---- Data supplied

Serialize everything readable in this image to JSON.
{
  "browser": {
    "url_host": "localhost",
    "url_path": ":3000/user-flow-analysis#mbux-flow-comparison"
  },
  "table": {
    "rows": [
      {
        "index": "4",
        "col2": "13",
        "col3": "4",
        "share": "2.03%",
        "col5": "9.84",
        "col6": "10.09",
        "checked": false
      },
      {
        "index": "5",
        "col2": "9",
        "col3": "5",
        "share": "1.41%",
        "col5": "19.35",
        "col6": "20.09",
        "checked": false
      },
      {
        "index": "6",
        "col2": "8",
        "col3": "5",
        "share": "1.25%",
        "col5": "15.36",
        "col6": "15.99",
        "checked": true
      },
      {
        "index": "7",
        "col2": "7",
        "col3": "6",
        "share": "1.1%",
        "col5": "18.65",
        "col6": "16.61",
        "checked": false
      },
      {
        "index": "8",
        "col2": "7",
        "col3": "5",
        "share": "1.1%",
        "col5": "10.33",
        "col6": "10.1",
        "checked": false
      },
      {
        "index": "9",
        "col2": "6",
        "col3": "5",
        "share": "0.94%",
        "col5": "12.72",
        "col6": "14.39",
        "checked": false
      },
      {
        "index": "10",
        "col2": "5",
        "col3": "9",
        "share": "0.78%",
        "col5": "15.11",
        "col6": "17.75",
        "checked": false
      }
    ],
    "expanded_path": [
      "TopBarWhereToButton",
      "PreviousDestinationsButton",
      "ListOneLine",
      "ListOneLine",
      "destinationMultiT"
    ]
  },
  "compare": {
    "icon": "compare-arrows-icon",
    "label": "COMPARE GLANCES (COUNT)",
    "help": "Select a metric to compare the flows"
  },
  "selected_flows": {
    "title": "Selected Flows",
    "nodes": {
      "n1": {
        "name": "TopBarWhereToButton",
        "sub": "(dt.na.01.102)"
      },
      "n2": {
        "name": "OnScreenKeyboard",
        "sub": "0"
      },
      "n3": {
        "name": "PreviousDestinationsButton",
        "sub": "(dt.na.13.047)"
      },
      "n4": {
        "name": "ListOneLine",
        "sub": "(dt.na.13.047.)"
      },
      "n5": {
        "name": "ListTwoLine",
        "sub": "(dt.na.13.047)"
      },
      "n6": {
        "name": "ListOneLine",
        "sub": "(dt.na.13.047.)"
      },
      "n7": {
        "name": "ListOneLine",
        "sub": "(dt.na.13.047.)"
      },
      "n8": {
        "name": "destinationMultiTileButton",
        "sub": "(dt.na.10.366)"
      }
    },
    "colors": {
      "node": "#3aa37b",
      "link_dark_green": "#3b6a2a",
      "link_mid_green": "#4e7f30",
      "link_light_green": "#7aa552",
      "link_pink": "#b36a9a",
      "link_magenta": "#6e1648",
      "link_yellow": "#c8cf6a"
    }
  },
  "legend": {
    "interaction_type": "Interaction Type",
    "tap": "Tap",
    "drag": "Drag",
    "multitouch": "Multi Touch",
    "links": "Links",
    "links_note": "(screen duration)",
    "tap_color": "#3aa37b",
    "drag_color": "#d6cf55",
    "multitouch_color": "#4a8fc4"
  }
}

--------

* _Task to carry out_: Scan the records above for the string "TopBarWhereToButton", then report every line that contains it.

* _Answer to this task_:
      "TopBarWhereToButton",
        "name": "TopBarWhereToButton",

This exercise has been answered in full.